▶ [Exercise requirements]:
List all lines in the material below that contain "orig".

┌────────

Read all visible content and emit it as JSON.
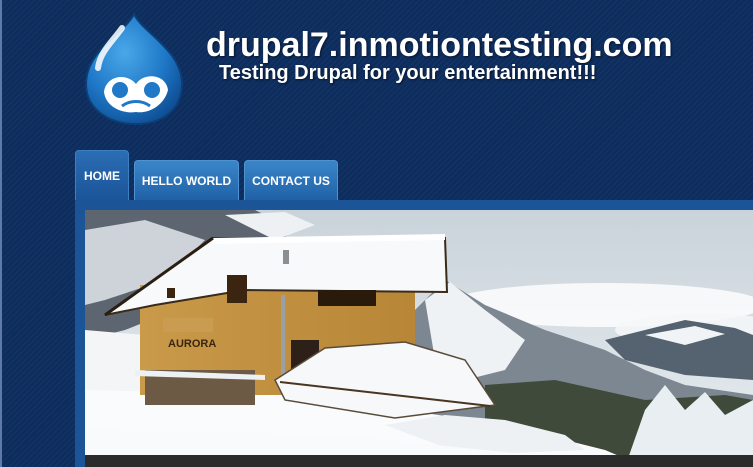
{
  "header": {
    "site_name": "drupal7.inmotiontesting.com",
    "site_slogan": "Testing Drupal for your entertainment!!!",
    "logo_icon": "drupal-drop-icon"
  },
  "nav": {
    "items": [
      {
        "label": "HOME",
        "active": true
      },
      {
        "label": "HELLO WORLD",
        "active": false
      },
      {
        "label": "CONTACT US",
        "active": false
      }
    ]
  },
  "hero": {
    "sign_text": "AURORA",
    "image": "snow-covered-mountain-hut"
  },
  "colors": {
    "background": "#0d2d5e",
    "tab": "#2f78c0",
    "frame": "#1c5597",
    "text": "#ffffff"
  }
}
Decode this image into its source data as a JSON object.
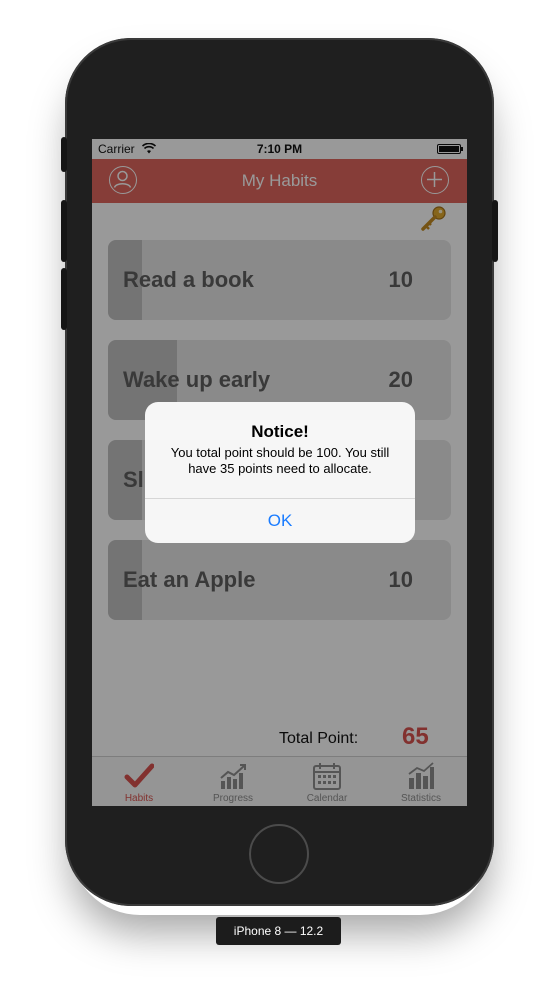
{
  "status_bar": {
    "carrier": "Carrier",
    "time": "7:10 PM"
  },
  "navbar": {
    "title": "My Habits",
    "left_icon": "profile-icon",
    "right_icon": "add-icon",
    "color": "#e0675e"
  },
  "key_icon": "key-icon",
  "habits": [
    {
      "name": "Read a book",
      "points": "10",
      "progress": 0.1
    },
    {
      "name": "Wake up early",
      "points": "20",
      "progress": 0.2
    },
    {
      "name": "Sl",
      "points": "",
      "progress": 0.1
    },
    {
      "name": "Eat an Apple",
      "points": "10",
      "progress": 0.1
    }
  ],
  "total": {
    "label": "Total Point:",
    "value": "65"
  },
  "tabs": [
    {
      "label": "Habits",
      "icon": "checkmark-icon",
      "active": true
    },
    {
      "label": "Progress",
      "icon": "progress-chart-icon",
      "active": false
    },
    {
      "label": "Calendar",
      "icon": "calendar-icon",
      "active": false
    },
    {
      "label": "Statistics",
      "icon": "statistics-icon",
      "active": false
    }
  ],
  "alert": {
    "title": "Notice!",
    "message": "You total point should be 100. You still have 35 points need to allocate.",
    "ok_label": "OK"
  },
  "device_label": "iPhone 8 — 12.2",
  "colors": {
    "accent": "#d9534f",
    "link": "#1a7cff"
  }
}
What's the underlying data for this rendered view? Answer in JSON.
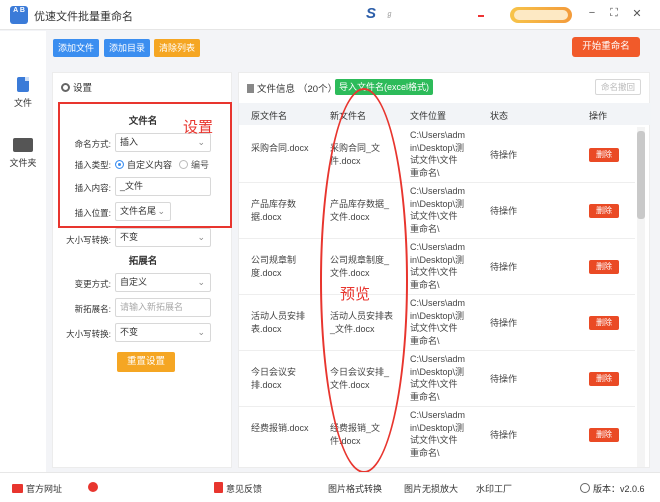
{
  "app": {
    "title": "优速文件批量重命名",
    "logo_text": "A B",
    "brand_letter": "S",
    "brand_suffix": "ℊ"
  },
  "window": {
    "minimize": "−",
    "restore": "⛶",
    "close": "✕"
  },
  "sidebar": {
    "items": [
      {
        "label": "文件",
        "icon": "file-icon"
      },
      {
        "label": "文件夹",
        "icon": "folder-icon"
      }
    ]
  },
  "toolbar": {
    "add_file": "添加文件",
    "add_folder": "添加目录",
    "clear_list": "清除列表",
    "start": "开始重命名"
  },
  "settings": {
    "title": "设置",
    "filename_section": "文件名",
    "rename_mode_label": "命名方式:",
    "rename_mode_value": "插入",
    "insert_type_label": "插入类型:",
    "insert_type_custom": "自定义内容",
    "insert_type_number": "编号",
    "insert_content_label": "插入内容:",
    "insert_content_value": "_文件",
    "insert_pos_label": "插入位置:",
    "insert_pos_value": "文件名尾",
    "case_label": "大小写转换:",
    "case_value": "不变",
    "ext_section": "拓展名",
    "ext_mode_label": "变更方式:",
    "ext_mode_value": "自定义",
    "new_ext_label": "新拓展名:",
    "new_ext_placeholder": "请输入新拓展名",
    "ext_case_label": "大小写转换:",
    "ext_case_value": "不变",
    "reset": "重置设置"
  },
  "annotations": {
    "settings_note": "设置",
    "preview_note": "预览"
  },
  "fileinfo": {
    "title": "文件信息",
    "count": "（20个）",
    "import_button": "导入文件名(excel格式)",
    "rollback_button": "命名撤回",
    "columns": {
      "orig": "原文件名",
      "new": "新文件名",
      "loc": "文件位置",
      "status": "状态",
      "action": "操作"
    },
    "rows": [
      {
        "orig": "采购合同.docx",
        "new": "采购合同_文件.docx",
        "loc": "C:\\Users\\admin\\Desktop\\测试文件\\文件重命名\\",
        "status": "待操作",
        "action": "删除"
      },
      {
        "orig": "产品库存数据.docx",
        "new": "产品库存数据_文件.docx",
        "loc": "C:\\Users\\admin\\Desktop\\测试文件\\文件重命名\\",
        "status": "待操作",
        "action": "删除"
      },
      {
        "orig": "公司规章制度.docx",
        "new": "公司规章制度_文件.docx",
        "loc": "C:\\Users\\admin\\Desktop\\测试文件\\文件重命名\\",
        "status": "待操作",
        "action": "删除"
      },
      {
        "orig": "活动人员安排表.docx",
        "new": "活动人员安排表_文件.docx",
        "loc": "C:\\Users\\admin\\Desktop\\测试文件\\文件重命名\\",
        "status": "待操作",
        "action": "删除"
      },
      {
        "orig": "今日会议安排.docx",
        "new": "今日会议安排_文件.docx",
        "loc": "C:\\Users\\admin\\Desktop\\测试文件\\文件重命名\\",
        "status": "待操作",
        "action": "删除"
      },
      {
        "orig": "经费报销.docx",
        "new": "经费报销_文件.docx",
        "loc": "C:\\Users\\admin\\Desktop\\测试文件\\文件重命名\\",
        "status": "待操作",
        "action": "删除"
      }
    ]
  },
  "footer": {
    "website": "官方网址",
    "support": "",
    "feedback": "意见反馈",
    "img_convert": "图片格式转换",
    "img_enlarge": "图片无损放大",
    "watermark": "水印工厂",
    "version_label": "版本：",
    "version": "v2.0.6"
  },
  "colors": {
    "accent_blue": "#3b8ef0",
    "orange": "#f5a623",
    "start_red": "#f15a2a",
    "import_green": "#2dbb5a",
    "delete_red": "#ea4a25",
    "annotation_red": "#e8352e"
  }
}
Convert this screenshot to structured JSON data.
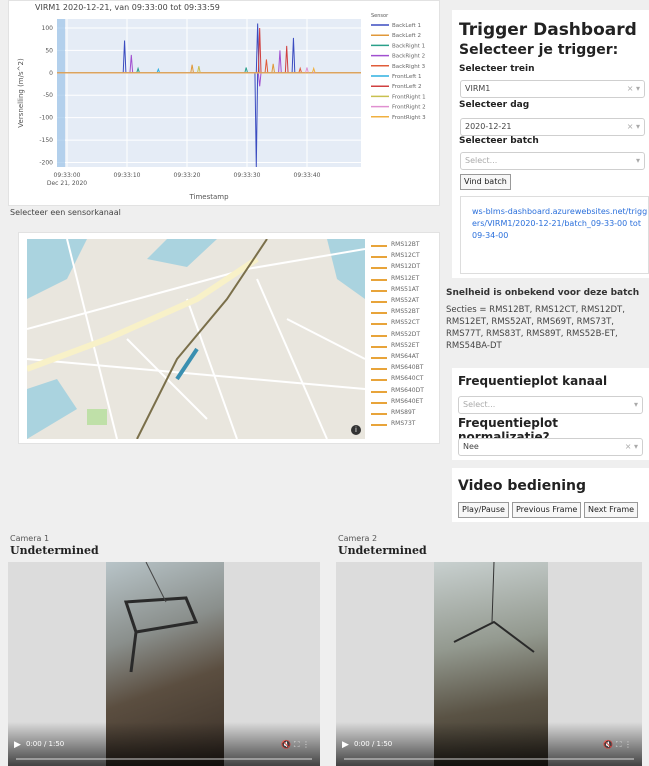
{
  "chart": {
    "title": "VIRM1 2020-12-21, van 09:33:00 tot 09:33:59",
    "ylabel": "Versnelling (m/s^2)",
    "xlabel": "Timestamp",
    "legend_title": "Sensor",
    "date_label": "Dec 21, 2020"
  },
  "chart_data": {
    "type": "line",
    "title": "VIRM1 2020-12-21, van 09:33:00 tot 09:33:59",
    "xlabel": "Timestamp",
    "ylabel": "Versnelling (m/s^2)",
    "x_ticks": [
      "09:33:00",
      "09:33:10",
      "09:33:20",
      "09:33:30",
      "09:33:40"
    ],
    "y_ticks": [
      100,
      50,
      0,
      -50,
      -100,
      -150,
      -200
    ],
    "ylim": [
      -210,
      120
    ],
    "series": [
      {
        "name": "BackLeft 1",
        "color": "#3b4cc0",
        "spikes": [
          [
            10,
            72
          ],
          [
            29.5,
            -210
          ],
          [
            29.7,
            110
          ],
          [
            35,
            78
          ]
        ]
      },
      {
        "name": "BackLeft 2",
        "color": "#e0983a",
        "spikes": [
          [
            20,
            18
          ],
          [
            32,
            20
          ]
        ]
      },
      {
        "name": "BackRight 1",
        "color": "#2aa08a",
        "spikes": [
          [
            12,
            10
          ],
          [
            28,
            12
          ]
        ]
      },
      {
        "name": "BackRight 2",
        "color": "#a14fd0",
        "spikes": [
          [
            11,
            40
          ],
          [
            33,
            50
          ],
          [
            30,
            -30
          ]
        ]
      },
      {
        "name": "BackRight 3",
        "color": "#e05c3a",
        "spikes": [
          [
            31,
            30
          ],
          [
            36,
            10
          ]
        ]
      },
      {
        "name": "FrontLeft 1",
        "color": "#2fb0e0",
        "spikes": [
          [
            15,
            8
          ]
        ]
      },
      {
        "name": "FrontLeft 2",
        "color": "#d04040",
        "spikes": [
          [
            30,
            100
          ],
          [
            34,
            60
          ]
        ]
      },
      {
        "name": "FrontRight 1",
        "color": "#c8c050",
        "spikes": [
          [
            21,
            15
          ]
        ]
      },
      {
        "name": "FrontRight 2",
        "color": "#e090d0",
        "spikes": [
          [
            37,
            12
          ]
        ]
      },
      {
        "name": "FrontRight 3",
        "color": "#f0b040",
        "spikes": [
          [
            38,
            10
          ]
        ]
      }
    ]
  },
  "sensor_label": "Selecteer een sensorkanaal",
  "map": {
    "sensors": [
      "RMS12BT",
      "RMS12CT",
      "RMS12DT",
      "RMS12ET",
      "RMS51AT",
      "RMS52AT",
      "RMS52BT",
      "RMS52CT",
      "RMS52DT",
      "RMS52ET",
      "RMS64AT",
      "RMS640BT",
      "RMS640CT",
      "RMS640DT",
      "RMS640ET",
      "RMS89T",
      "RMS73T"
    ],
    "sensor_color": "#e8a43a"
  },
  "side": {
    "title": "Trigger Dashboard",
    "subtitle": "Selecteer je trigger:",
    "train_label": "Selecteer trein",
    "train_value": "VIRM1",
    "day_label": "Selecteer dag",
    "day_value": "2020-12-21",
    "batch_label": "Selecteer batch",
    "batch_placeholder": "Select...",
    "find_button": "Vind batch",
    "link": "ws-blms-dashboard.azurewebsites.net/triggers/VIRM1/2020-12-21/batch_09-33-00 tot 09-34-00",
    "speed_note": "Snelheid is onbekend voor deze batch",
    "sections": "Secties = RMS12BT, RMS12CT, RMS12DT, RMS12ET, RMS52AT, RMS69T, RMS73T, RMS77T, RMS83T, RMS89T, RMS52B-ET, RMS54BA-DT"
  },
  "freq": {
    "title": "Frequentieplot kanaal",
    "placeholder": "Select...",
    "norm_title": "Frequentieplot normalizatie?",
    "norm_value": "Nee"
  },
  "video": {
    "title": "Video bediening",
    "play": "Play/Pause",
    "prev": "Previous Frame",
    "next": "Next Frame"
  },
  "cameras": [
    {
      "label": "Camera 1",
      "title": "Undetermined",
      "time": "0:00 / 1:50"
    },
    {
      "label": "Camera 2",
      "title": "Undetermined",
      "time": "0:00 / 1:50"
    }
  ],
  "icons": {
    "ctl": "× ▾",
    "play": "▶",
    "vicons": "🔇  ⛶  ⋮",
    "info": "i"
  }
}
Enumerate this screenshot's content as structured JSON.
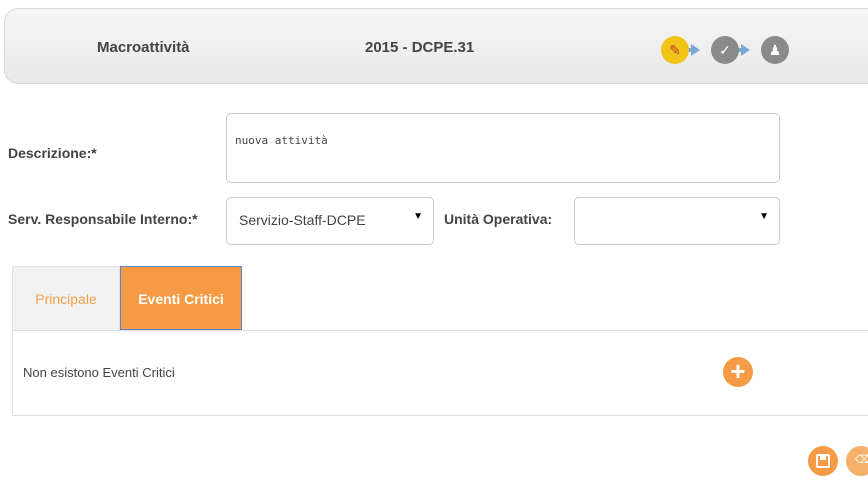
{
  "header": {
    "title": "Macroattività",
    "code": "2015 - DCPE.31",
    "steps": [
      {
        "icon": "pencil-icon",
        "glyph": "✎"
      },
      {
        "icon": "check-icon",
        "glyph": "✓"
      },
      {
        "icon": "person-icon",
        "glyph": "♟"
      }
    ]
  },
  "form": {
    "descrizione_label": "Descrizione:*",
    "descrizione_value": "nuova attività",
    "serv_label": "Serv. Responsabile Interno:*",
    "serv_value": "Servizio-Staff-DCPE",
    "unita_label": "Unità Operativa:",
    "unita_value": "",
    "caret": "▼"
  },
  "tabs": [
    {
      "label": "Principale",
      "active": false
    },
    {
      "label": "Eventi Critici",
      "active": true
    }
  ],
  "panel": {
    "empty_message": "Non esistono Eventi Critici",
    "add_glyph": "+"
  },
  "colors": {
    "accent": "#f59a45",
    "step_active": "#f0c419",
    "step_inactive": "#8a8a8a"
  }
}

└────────

▶ [Answer]:
      "orig": "原文件名",
        "orig": "采购合同.docx",
        "orig": "产品库存数据.docx",
        "orig": "公司规章制度.docx",
        "orig": "活动人员安排表.docx",
        "orig": "今日会议安排.docx",
        "orig": "经费报销.docx",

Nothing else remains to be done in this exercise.